- Performing exercise as part of a group can give a sense of belonging, connection, and social support.
Outdoor recreation can help promote mindful awareness of surroundings.
- Exercise mimicking bi-lateral stimulation such as walking, running, and swimming can assist in the nervous system becoming “unstuck” in cases of PTSD and trauma. It can also help prevent larger setbacks when difficult, stressful, or traumatic life experiences take place.
Not a bad list for a little bit of exercise, right? Most of us would sign up for these benefits any day! And yet, this is the hardest part of exercise for many people: how do I get started and more importantly, how do I stick to it? Well, the great thing about starting out is that trial and error is a good thing! You need to learn what does and doesn’t work for you. For some, getting involved in a class gives the accountability you need. For others, the individual pace of working out alone is enough motivation.
No matter who you are and where you’re at in life, these are some steps that will help you get started and stick to your exercise goals!
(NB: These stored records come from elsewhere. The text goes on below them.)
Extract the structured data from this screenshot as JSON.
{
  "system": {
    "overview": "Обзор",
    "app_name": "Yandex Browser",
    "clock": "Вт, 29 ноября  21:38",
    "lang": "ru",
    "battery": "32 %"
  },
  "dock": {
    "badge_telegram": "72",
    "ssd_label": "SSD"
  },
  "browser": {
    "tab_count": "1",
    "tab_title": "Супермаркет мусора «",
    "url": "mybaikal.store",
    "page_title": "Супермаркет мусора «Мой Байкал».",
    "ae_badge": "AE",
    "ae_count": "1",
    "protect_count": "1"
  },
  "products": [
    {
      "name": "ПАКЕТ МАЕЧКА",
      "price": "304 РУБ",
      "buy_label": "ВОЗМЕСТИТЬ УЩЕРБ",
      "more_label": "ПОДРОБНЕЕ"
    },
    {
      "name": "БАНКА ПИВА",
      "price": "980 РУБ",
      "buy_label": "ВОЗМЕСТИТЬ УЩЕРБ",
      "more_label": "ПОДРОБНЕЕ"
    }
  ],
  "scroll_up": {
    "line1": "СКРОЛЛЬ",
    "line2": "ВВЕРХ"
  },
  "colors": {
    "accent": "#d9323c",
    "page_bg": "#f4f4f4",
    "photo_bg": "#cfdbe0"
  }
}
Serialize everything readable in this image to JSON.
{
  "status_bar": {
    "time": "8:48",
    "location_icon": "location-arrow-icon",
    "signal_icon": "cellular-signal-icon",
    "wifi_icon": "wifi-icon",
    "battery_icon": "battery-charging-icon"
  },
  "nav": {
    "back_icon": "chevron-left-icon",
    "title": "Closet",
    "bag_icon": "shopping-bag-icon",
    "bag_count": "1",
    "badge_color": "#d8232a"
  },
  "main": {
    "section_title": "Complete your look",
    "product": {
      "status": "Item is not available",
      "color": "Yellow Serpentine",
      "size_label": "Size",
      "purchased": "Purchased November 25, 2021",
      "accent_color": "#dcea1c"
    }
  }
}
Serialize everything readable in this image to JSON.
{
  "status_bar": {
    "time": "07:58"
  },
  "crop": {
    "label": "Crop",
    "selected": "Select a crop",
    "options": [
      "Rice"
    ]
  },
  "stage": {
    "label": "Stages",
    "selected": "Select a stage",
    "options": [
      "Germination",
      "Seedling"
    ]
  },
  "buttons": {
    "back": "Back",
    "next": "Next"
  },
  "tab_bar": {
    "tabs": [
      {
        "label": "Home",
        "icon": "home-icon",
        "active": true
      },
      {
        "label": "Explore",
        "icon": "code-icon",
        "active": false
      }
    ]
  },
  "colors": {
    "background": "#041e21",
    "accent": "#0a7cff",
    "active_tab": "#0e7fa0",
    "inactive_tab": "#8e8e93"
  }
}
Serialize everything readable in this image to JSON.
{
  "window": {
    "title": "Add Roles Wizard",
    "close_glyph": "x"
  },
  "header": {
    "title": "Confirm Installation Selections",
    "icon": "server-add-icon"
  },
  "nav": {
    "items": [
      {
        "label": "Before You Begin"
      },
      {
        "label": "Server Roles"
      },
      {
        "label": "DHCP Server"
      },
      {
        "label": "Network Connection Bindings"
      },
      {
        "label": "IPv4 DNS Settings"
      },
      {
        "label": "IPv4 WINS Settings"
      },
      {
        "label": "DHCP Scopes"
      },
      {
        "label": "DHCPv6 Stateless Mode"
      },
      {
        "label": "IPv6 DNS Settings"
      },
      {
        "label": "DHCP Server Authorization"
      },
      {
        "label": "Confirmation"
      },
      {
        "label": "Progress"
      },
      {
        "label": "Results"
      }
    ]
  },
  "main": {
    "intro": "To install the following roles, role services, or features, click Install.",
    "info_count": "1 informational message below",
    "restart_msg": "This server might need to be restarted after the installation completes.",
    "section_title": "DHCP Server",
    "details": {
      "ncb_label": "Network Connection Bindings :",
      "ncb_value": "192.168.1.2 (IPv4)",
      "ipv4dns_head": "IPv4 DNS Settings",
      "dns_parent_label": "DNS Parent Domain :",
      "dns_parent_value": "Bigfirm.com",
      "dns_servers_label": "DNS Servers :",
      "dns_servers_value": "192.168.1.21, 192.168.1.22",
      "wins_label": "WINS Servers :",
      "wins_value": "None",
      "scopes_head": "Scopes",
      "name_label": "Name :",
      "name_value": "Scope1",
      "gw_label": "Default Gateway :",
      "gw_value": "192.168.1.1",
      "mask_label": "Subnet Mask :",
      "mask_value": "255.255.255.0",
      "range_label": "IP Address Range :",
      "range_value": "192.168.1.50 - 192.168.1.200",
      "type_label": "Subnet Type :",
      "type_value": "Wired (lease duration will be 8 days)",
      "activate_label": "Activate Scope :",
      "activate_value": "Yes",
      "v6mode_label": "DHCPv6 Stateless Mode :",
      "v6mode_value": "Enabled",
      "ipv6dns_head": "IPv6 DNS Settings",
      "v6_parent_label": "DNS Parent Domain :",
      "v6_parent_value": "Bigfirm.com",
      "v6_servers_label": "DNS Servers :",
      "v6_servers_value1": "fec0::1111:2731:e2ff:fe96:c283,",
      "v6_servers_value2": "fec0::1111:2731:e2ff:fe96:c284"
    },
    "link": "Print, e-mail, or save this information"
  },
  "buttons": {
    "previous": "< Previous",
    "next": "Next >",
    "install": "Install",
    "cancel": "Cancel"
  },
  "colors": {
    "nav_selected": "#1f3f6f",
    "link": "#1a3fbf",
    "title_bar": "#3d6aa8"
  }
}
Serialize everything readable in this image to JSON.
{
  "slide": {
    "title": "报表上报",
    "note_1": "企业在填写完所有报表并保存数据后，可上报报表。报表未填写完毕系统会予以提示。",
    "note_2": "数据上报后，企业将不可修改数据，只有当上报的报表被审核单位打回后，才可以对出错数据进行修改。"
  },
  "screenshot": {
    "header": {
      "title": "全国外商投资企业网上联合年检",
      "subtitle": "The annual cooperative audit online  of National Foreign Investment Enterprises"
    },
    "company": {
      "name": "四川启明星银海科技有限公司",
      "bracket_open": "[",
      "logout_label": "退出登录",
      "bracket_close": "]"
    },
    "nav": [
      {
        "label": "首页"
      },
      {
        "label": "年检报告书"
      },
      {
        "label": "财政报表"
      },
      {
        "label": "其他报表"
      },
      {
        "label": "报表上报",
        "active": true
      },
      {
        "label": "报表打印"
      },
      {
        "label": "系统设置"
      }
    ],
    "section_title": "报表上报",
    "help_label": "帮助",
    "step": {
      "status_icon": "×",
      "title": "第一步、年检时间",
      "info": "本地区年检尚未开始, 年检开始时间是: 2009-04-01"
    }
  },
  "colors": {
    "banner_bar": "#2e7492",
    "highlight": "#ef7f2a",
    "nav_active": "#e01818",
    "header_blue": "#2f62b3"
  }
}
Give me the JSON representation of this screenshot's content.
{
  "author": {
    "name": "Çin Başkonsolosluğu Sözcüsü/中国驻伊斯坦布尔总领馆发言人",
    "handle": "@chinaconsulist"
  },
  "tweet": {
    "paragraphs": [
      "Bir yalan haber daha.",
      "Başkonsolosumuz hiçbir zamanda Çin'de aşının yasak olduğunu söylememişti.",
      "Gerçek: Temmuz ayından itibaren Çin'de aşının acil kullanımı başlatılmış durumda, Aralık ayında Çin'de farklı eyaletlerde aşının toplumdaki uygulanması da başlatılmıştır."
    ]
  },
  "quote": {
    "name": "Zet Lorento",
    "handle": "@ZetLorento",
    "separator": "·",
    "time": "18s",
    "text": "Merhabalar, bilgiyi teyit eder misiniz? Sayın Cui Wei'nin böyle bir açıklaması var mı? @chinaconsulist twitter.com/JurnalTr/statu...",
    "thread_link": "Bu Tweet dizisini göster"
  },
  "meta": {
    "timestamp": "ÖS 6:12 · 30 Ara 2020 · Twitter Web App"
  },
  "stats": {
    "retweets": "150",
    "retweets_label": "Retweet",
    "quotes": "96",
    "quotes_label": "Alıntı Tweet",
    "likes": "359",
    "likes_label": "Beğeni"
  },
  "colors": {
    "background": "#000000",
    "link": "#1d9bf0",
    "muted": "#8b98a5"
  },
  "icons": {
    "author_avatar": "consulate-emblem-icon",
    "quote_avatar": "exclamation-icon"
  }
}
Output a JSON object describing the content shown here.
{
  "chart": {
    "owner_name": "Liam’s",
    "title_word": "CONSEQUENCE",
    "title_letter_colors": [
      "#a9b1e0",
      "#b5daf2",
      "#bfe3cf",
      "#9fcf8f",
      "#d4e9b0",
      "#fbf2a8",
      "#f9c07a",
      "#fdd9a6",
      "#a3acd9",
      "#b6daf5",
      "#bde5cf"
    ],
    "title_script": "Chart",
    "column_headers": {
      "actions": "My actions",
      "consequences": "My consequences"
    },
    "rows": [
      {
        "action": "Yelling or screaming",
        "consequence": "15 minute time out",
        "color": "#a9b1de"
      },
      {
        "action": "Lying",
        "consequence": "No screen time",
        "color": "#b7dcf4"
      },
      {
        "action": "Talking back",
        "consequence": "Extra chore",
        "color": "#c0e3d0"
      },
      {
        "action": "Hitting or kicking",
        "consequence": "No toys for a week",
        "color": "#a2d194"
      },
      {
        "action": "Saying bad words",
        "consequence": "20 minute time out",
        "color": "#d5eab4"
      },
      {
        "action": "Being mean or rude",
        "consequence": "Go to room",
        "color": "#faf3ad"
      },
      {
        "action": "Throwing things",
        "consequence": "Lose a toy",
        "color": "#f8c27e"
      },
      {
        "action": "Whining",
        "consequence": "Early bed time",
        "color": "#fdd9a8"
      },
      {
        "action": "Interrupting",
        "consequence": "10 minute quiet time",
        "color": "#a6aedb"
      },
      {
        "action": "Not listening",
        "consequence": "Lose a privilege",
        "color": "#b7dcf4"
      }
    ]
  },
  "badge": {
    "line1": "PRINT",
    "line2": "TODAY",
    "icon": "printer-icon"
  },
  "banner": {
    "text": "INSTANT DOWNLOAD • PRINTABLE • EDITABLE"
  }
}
Like most things in life, scheduling a time to exercise is best. Unfortunately, your calendar is not going to magically rearrange itself to accommodate your want to exercise! Take the time to plan it around other necessary activities and responsibilities in your life. One useful tip is to treat your scheduled exercise like a doctors appointment which is not something we are likely to cancel or avoid.
Scheduling your workouts around the same time of day helps make exercise a habit. Creating any routine/habit in life takes time and work, but it will be worth it in the end!
Try to choose a time of day when you are awake and have the most energy. Whether you’re an early morning kind of person or a night owl, find a time that parallels your natural energy schedule.
Most of us work better when someone is holding us accountable to our goals! Signing up for a class is a great way to find that, or getting a friend to work out with also provides a means of accountability. Scheduling your workouts with a personal trainer is also a great way to stay on track and you can look at it like an investment into your health.
Set yourself attainable goals. Don’t begin with the goal of losing high amounts of weight within the first month. Don’t expect to be powering through intense workouts only a few days after starting. Work your way up and with attainable goals you’ll be more encouraged along the way.
Pair your exercise with healthy eating. The two will eventually become more enmeshed and habitual but in the beginning it takes practice to pair healthy and balanced eating into a new routine.
Choose a setting that works for you. If you’re an outdoors person, make it a goal to exercise outside as much as possible. If you’re not an outdoors person, find a gym with the right atmosphere that works for you! If you like to always try new things, find a gym with unique workout equipment and routines!
When we pair exercise with mindfulness the impacts to our health can be even more powerful. Mindfulness has been referred to as your “mental gym” (Williams, Poijula, 2013). It is the practice of staying in the moment and focusing on the “here and now”. By staying in the present moment we can begin to silence our negative thought patterns, which will help to change our negative feelings about ourselves. When we begin to change our thoughts and feelings, our focus will shift to creating new healthy behaviors, which will keep us on track for building a strong body and mind! Keep this in mind as you move forward with your exercise goals this year. Take the time to focus on your surroundings as you walk or run, take it one day at a time, and focus on the joy of lightening stress, a little bit at a time!
By Matt Barnes, Taryn Barnes, and Dawn Whalls